Difference Between Atom vs Element
Natural vacuums do not exist on earth. What this means is that everything around us including the air we breathe is made of matter. Everything has weight and occupies space. When you break them down, you can learn more about them and how they function in their most fundamental state.
Speaking of breaking things down, we are going to compare two of the smallest forms of matter to see how they are different from one another. We will be discussing the difference between element and atom including what they are, how they function, and what makes them unique.
Definition of Atom
An atom is defined as the smallest part of an element that consists of a nucleus made of protons and neutrons orbited by electrons. From another perspective, it can also be defined as the most fundamental unit of a substance that defines the structure of elements.
You can attempt to rip apart an object, say a piece of paper, to get the smallest piece you can possibly make, but this is not an atom because you can see it. In reality, the smallest part of a substance cannot be seen with the naked eye; it can only be seen under a microscope.
The term has a Greek origin that literally translates to “indivisible.” It was around 450 BC when it was first hypothesized. However, over two thousand years later, it was discovered that this microscopic substance was not indivisible after all, thanks to John Dalton, who developed the atomic theory as we know it today.
On a closer look, atoms are made of three unique particles known as protons, electrons, and neutrons. On an even closer look, these unique particles are said to be made of quarks, which are even smaller.
Definition of Element
An element is a fundamental chemical substance that cannot be further broken down into separate elements by any chemical means. It is worth emphasizing the fact that no chemical means can further split a fundamental chemical substance. When subjected to a nuclear reaction, it may result in a new substance.
According to scientists, this is a tricky concept to nail down considering that there may be more to it than what they currently know. Elements were first discovered in 1649, and in the eighteenth century, an English chemist known as John Newlands divided them into 11 groups.
There were only 56 of them then. Six years later, Dimitri Mendeleev started developing the periodic table and arranging the elements by their atomic mass.
Currently, there are one hundred and eighteen of them in the periodic table, and reliable sources have revealed that research is ongoing to discover more. If more are discovered, the periodic table would have to be adjusted to include them.
One thing to keep in mind in the element vs atom comparison is that every form of the former contains the latter, irrespective of what form of reaction to which it may be subjected.
Main Differences Between Atom vs Element

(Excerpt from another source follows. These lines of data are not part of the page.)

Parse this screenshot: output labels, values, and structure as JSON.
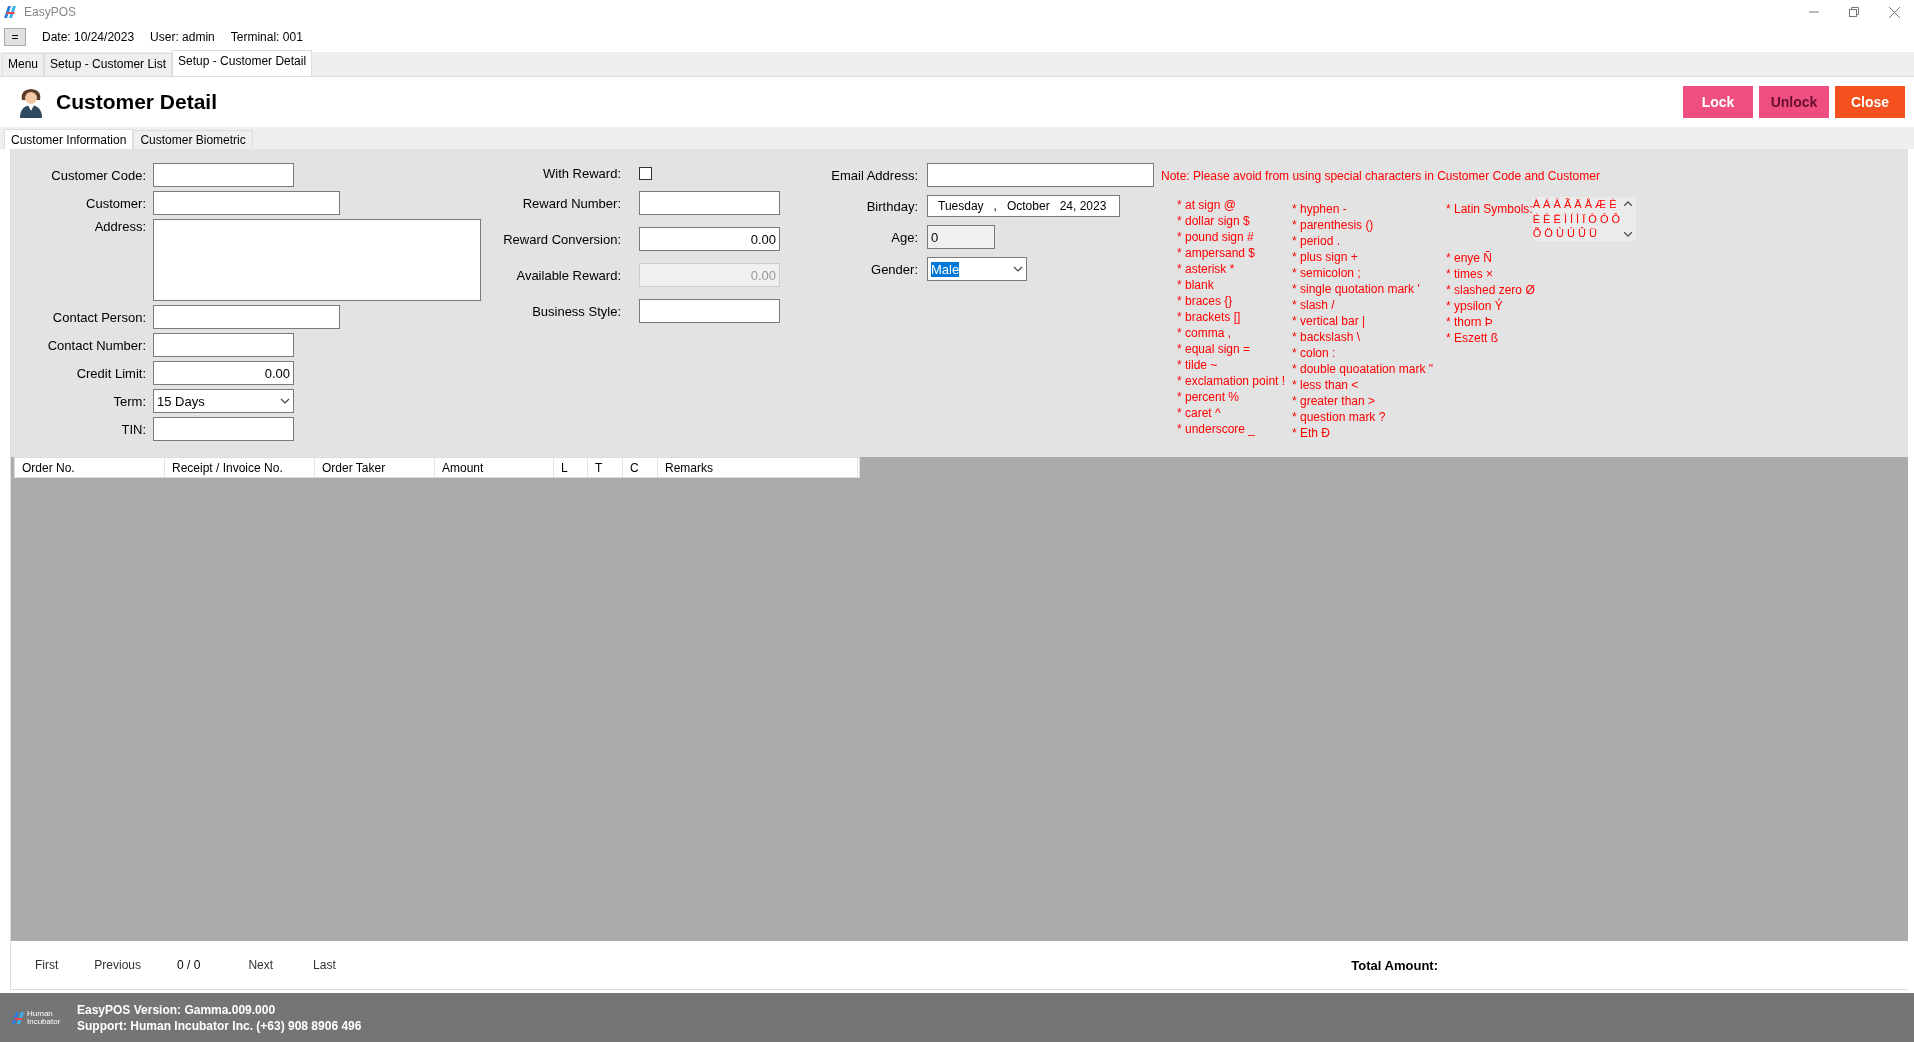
{
  "window": {
    "title": "EasyPOS"
  },
  "info_bar": {
    "menu_button": "=",
    "date": "Date: 10/24/2023",
    "user": "User: admin",
    "terminal": "Terminal: 001"
  },
  "tabs": [
    {
      "label": "Menu",
      "selected": false
    },
    {
      "label": "Setup - Customer List",
      "selected": false
    },
    {
      "label": "Setup - Customer Detail",
      "selected": true
    }
  ],
  "header": {
    "title": "Customer Detail",
    "buttons": [
      {
        "label": "Lock",
        "kind": "pink",
        "disabled": false
      },
      {
        "label": "Unlock",
        "kind": "pink",
        "disabled": true
      },
      {
        "label": "Close",
        "kind": "orange",
        "disabled": false
      }
    ]
  },
  "subtabs": [
    {
      "label": "Customer Information",
      "selected": true
    },
    {
      "label": "Customer Biometric",
      "selected": false
    }
  ],
  "form_columns": [
    [
      {
        "label": "Customer Code:",
        "kind": "text"
      },
      {
        "label": "Customer:",
        "kind": "text"
      },
      {
        "label": "Address:",
        "kind": "textarea"
      },
      {
        "label": "Contact Person:",
        "kind": "text"
      },
      {
        "label": "Contact Number:",
        "kind": "text"
      },
      {
        "label": "Credit Limit:",
        "kind": "number",
        "value": "0.00"
      },
      {
        "label": "Term:",
        "kind": "select",
        "value": "15 Days"
      },
      {
        "label": "TIN:",
        "kind": "text"
      }
    ],
    [
      {
        "label": "With Reward:",
        "kind": "checkbox",
        "checked": false
      },
      {
        "label": "Reward Number:",
        "kind": "text"
      },
      {
        "label": "Reward Conversion:",
        "kind": "number",
        "value": "0.00"
      },
      {
        "label": "Available Reward:",
        "kind": "number",
        "value": "0.00",
        "disabled": true
      },
      {
        "label": "Business Style:",
        "kind": "text"
      }
    ],
    [
      {
        "label": "Email Address:",
        "kind": "text"
      },
      {
        "label": "Birthday:",
        "kind": "date",
        "parts": [
          "Tuesday",
          ",",
          "October",
          "24, 2023"
        ]
      },
      {
        "label": "Age:",
        "kind": "readonly",
        "value": "0"
      },
      {
        "label": "Gender:",
        "kind": "select",
        "value": "Male",
        "highlighted": true
      }
    ]
  ],
  "note": {
    "text": "Note: Please avoid from using special characters in Customer Code and Customer",
    "columns": [
      [
        "* at sign @",
        "* dollar sign $",
        "* pound sign #",
        "* ampersand $",
        "* asterisk *",
        "* blank",
        "* braces {}",
        "* brackets []",
        "* comma ,",
        "* equal sign =",
        "*  tilde ~",
        "* exclamation point !",
        "* percent %",
        "* caret ^",
        "* underscore _"
      ],
      [
        "* hyphen -",
        "* parenthesis ()",
        "* period .",
        "* plus sign +",
        "* semicolon ;",
        "* single quotation mark '",
        "* slash /",
        "* vertical bar |",
        "* backslash \\",
        "* colon :",
        "* double quoatation mark \"",
        "* less than <",
        "* greater than >",
        "* question mark ?",
        "* Eth Ð"
      ],
      [
        "* enye Ñ",
        "* times ×",
        "* slashed zero Ø",
        "* ypsilon Ý",
        "* thorn Þ",
        "* Eszett ß"
      ]
    ],
    "latin_symbols": {
      "label": "* Latin Symbols:",
      "lines": [
        "À Á Â Ã Ä Å Æ È",
        "É Ê Ë Ì Í Î Ï Ò Ó Ô",
        "Õ Ö Ù Ú Û Ü"
      ]
    }
  },
  "table": {
    "columns": [
      "Order No.",
      "Receipt / Invoice No.",
      "Order Taker",
      "Amount",
      "L",
      "T",
      "C",
      "Remarks"
    ]
  },
  "pager": {
    "first": "First",
    "previous": "Previous",
    "position": "0 / 0",
    "next": "Next",
    "last": "Last",
    "total_label": "Total Amount:"
  },
  "status_bar": {
    "logo_text": "Human Incubator",
    "version": "EasyPOS Version: Gamma.009.000",
    "support": "Support: Human Incubator Inc. (+63) 908 8906 496"
  }
}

There are a few other things you may want to add to your knowledge of these two. Sometimes, these two are confused for each other, which should not be the case. The table below summarizes the difference between atom and element.
|Basis of Comparison||Atom||Element|
|Definition||The smallest part of an element that consists of a nucleus made of protons and neutrons orbited by electrons||A fundamental chemical substance that cannot be further broken down into separate elements by any chemical means|
|Constituents||Proton, neutron, electron||Atom(s)|
|Size||Very tiny||Comparably bigger|
|Types||92 types – antimatter, ion, isotopes, etc.||118 known elements – oxygen, hydrogen, potassium, etc.|
|Categories||Non-metals, metals, and semimetals||There are no categories|
Difference Between Atom and Element: Conclusion
In conclusion, do you know that any of these two can combine with each other to form a molecule? That is, in the atom vs element comparison, more than one of the former can come together to form a molecule, and more than one of the latter can also come together to form a molecule. This similarity is one of the reasons people may be confused especially if they do not have fundamental knowledge of the two in detail.